Just months after it opened, First Place Scholars, the first charter school in Washington state, is in turmoil.
Its first principal resigned in November, more than half of its original board of directors have left, too, and the state’s charter-school commission has identified more than a dozen potential problems that need to be fixed soon if the school wants to keep its doors open.
Among them: hiring a qualified special-education teacher for the roughly two dozen students who need those services, and completing background checks on some of its nonteaching staff.
Members of the Washington State Charter School Commission, charged with vetting and overseeing charter schools, say they are hopeful that First Place will turn itself around and that the school is on track to complete its corrective action plan on time.
But if it doesn’t, the school will face stricter negotiations that could ultimately lead to its closure.
The school’s rocky start is bad news for charter supporters, who barely got a charter law passed here two years ago after trying for nearly two decades.
Joshua Halsey, the commission’s executive director, said his group takes the school’s problems seriously.
“We’re monitoring this very closely,” he said.
First Place opened in September as the first charter under the 2012 measure, which has been hailed as one of the strongest in the country and allows for up to eight charters to be opened each year for five years.
Campaign supporters promised that the bar for instructional quality and sound financial management would be set high for nonprofits seeking to open charters — free, independently run but publicly funded schools that aren’t bound by many of the same restrictions governing typical public schools. In exchange for agreeing to a set of goals, called a charter, charter schools receive roughly as much public money as traditional public school districts do.
So far, the state’s charter commission has approved seven other charter schools. Six will open in 2015 and one in 2016. Spokane Public Schools, which also may authorize charter schools, has approved two, both opening in 2015.
First Place was the first charter to open in part because it wasn’t starting from scratch. It had long been a private elementary school, founded to serve homeless students, in partnership with Seattle Public Schools.
Located in the former Odessa Brown medical clinic in Seattle’s Central District, the K-5 school focuses on students who have been homeless or have experienced a variety of other traumas. Classes have 14 or 15 students each. Becoming a charter is helping First Place expand from about 45 students to up to 100.
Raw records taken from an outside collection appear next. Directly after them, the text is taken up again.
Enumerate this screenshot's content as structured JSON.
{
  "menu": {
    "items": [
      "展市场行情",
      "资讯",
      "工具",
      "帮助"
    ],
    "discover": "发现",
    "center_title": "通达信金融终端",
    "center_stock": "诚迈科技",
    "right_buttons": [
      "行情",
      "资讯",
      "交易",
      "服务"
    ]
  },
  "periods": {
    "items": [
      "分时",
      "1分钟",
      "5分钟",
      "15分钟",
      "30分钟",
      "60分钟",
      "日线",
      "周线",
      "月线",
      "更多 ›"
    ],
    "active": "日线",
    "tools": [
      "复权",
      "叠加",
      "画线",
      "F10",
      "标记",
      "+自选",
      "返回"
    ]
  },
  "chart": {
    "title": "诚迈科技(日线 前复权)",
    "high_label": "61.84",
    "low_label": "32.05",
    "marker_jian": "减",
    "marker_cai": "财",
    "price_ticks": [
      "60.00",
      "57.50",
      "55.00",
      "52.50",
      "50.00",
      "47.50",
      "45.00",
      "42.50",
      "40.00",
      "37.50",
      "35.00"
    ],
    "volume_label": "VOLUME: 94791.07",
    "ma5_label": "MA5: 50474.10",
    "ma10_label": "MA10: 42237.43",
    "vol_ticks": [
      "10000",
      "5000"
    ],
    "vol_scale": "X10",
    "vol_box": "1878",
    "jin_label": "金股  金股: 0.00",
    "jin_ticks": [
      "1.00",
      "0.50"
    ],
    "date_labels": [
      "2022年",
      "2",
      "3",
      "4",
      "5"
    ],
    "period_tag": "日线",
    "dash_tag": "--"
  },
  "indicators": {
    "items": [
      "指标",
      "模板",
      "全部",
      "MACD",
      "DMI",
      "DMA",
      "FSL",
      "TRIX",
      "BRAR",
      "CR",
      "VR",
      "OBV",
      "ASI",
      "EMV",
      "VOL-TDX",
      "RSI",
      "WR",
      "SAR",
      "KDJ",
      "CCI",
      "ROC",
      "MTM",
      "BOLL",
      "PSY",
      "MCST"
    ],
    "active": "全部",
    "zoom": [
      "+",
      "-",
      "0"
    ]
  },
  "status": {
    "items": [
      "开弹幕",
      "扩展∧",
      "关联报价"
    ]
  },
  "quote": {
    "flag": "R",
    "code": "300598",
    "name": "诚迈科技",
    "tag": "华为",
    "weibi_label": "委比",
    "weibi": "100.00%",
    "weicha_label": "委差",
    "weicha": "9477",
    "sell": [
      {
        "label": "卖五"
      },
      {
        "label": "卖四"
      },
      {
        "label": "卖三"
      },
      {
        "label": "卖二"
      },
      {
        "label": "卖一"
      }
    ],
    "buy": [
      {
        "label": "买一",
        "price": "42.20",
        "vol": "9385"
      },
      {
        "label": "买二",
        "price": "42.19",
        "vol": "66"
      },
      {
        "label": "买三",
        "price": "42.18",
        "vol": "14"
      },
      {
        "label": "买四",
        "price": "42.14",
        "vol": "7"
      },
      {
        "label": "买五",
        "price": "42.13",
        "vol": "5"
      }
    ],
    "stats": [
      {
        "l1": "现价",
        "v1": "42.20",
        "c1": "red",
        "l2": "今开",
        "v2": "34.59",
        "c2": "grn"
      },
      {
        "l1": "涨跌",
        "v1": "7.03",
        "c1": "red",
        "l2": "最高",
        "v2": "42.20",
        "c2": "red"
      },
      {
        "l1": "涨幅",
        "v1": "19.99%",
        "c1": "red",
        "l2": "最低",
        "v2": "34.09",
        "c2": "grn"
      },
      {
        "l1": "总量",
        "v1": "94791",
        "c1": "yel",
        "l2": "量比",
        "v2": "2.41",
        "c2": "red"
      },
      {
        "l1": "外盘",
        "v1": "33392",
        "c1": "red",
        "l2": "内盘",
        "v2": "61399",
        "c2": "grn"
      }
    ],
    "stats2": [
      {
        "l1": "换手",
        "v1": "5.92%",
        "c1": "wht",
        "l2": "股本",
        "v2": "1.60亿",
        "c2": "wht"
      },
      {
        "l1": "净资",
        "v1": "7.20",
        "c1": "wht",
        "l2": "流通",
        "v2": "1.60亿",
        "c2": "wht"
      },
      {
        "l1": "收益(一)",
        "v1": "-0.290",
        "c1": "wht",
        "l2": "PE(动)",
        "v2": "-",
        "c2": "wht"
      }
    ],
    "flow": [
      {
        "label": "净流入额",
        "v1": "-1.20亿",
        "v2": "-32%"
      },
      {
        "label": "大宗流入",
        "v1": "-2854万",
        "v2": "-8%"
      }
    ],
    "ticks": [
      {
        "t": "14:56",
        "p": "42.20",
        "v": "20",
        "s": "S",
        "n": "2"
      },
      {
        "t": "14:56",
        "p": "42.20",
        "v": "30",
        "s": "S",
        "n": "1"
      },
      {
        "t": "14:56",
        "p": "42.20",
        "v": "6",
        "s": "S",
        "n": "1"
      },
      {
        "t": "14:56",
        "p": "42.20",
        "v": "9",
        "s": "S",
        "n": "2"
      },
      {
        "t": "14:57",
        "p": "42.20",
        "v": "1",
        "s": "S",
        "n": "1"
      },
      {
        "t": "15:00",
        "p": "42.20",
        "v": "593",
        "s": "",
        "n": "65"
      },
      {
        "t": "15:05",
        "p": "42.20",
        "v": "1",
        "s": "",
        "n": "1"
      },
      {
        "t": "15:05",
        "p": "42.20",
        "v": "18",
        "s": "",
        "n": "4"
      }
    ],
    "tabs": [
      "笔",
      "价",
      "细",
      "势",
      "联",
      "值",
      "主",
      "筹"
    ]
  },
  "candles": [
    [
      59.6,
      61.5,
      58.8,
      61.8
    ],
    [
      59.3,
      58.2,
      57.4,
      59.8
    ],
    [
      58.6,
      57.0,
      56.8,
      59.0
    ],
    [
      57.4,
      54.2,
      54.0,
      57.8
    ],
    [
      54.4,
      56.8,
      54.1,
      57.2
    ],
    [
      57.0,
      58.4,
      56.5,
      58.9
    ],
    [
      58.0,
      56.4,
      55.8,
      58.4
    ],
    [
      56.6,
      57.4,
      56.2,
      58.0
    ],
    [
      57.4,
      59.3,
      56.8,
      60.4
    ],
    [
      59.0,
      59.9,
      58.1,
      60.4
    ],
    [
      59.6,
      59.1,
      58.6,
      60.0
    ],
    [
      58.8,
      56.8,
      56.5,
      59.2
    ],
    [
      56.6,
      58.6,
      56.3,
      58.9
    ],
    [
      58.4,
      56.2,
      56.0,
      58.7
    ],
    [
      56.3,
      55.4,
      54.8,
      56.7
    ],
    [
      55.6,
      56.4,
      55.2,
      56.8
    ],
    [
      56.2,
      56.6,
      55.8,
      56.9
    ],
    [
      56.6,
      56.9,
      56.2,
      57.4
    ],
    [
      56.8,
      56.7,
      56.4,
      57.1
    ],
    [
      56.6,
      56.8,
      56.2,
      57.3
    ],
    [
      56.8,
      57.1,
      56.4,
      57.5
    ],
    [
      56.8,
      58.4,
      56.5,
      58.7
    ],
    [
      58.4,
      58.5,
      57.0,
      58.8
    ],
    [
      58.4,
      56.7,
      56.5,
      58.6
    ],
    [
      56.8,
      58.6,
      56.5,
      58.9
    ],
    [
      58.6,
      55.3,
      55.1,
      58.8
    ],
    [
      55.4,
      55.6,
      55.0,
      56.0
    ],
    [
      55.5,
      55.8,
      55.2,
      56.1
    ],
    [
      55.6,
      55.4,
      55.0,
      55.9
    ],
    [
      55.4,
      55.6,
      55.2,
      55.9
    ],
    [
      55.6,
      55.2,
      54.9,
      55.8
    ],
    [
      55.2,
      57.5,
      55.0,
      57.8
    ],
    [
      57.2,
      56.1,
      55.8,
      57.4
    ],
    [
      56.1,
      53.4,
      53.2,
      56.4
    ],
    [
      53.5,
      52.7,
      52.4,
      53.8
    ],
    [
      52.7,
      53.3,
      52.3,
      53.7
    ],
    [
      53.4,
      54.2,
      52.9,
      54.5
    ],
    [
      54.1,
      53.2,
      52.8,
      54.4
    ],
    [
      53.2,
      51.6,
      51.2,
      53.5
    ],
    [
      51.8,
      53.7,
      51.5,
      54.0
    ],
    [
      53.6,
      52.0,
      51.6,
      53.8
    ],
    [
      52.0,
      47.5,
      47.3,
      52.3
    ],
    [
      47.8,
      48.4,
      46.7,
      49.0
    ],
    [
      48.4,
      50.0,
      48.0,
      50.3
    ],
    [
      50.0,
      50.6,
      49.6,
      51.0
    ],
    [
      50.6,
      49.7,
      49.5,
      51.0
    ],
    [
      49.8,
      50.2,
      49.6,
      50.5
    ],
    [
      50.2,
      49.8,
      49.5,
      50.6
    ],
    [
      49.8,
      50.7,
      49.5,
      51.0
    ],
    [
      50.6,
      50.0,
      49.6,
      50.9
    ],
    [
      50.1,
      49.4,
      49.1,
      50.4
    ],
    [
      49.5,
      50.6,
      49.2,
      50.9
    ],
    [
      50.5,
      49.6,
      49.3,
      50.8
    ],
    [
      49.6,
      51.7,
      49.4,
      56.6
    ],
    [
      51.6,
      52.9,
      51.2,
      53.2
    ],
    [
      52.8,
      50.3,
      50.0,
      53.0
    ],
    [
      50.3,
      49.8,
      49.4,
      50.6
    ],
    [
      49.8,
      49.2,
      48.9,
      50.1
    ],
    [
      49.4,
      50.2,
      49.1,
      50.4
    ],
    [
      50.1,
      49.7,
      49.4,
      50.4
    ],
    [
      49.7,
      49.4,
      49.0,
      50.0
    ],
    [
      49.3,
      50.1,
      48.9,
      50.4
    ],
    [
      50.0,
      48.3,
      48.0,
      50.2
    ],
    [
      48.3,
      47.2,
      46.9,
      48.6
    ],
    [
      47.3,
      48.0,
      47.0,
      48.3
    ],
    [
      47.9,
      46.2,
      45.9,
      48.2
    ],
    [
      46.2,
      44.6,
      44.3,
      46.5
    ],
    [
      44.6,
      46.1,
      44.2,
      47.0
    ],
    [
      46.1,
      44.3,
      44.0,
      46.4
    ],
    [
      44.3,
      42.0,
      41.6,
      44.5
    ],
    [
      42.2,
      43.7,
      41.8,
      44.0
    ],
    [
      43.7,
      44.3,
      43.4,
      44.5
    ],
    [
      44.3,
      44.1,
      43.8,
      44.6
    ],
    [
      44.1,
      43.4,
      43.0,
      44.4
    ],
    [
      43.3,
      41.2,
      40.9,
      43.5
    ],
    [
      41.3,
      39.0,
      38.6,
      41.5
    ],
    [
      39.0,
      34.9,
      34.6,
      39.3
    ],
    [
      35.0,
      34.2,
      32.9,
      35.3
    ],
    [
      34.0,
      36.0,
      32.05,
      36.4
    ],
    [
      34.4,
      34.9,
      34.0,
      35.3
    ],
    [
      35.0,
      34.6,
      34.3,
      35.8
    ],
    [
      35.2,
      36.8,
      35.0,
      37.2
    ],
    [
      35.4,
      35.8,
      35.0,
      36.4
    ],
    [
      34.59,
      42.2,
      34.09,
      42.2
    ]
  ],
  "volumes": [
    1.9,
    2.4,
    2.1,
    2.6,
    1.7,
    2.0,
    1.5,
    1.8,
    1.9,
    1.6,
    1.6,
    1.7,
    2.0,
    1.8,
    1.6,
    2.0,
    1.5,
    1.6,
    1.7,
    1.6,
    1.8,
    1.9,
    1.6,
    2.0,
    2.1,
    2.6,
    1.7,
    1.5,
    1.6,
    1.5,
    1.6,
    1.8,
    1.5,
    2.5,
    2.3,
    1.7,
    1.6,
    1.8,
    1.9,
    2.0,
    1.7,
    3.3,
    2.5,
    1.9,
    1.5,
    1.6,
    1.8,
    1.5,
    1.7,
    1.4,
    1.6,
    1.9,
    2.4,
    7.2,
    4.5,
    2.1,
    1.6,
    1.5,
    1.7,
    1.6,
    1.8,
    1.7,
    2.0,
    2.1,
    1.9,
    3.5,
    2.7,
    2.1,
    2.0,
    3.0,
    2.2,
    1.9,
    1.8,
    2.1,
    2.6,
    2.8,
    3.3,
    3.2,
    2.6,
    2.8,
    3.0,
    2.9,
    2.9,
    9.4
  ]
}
Halsey, the state charter commission’s executive director, chalked some of First Place’s problems up to being the state’s first charter school.
“It’s one thing for a district to open a new school — it’s a whole different story when you talk about a whole district being established,” Halsey said. “And that’s pretty much what these charter schools are.”
When First Place opened this fall, some said a lot was riding on its success.
But Steve Sundquist, the charter commission chairman, said Tuesday that he didn’t think First Place’s troubles represent a setback for the state’s broader charter-school movement.
“This will not be the only case of struggle,” he said. “But I believe ultimately we’re going to see a successful story here.”
Troubles pop up
First Place hit its first bump when Halsey sat in on a board meeting in September and noticed the board went into executive session, saying they wanted to discuss personnel matters, which is appropriate, but also “other” issues, which is not a legal reason for public boards to meet in private. Several parents then complained to the state Office of the Superintendent of Public Instruction about the school’s special-education practices, prompting Halsey to visit the school Oct. 30.